“Despite this growth the demand has been well within the bounds of our network’s ability,” said Google Cloud chief Thomas Kurian in a blog post after daily usage went up 25 times higher than it was in January.
In weeks after the coronavirus outbreak, Zoom has seen its stock skyrocket as investors bet that more people would use video conferencing tools.
Last week, the start-up said the number of customers paying $100,000 went up 86 percent to 641 for the quarter.
As millions throng social media to keep in touch with friends, family and colleagues, the platforms are reporting a strain on their systems.
Data from internet and entertainment services gives clear indication of a country pushed online in the recent past.
Churches are turning to social media platforms such as YouTube, Facebook and Twitter to bring services to members from the comfort of their homes.
Calls and messaging services on Instagram and Facebook have spiked by over 50 percent in Kenya and many countries across the globe.
In the days of dial up modems, when smartphones didn’t exist, or if they did, were owned by just a few individuals, often one device in the home could be on the internet at a time.
Modems come in varied speed connectivity ranging from 2G to 4G and help create a Wi-Fi hotspot for users of personal computers.
While there are universal modems in stores that are compatible to any line, the most common ones in the local market are from Safaricom, Airtel and Orange.
Their usage and demand has gone up in the recent weeks as more Kenyans opt to work from home and access education material online for their children.
“I had to remind myself how to use the modem after months of neglecting it now that my employer directed that I work from home,” said Mr Greg Ochieng, a Nairobi resident.
A portable 4G MiFi from Safaricom, Airtel or Telkom retails at around Sh8,000 on Jumia while a modem goes for about Sh2,000.
As working from home becomes the new normal, smartphones are becoming the window to the world.
For those without modems, mobile hotspots and tethering are becoming the in-thing in order to stay online.
Mobile hotspots and tethering are ways one can use their data as wireless internet service.
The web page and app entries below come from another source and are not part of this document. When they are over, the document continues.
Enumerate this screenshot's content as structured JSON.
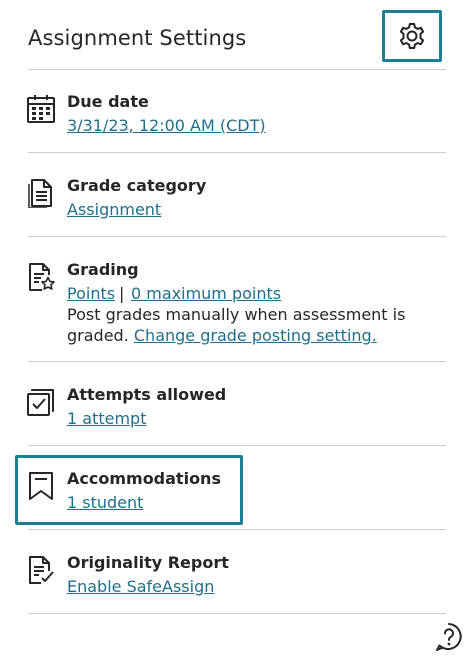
{
  "header": {
    "title": "Assignment Settings",
    "settings_icon": "gear-icon"
  },
  "sections": {
    "due_date": {
      "icon": "calendar-icon",
      "label": "Due date",
      "value": "3/31/23, 12:00 AM (CDT)"
    },
    "grade_category": {
      "icon": "document-icon",
      "label": "Grade category",
      "value": "Assignment"
    },
    "grading": {
      "icon": "grading-star-icon",
      "label": "Grading",
      "scheme": "Points",
      "separator": "|",
      "max_points": "0 maximum points",
      "description": "Post grades manually when assessment is graded.",
      "change_link": "Change grade posting setting."
    },
    "attempts": {
      "icon": "attempts-checkbox-icon",
      "label": "Attempts allowed",
      "value": "1 attempt"
    },
    "accommodations": {
      "icon": "bookmark-icon",
      "label": "Accommodations",
      "value": "1 student"
    },
    "originality": {
      "icon": "checklist-document-icon",
      "label": "Originality Report",
      "value": "Enable SafeAssign"
    }
  },
  "footer": {
    "help_icon": "help-icon"
  },
  "colors": {
    "accent_border": "#1c7f91",
    "link": "#1f6f8b",
    "text": "#262626",
    "divider": "#cdcdcd"
  }
}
Basically one connects their computer, tablet or any other device to the phone’s internet.
As online activities increase there is a surge in internet usage. This is giving Internet Service Providers (ISP) the headache keeping users happy with fast speeds.
ISPs are throttling bandwidths and certain services to accommodate the demand.
But as the digital world thrives and getting the work done tops users priority list, cybercriminals are working overtime to make a kill.
Microsoft Chief Security adviser for Europe, Middle East and Africa (EMEA) Cyril Voisin noted that cybercriminals are opportunistic and will use topical issues as click baits to steal money or information from users.
“We have been tracking the number of domains that have been created around the Covid-19 and half of them are malicious. So far 103,000 domains have been created by fraudsters out of the theme of the pandemic,” he said.
Aside from ransomware, other threats that cybercriminals are using include phishing through emails and messaging applications.
The CEO fraud has also been on the rise. It basically entails someone pretending to be the boss of an organisation. The cybercriminals send email through a personal account directing the finance manager to wire some cash and that they will explain later because it is urgently needed.
To be safe, Mr Voisin advises small and medium enterprises to protect data with cloud backups, using antimalware, firewalls and secure networks like https, VPN, Wi-Fi.
They can also use anti-phishing technologies such as file/attachment and link inspection as well as protecting their identity with multifactorial authentication.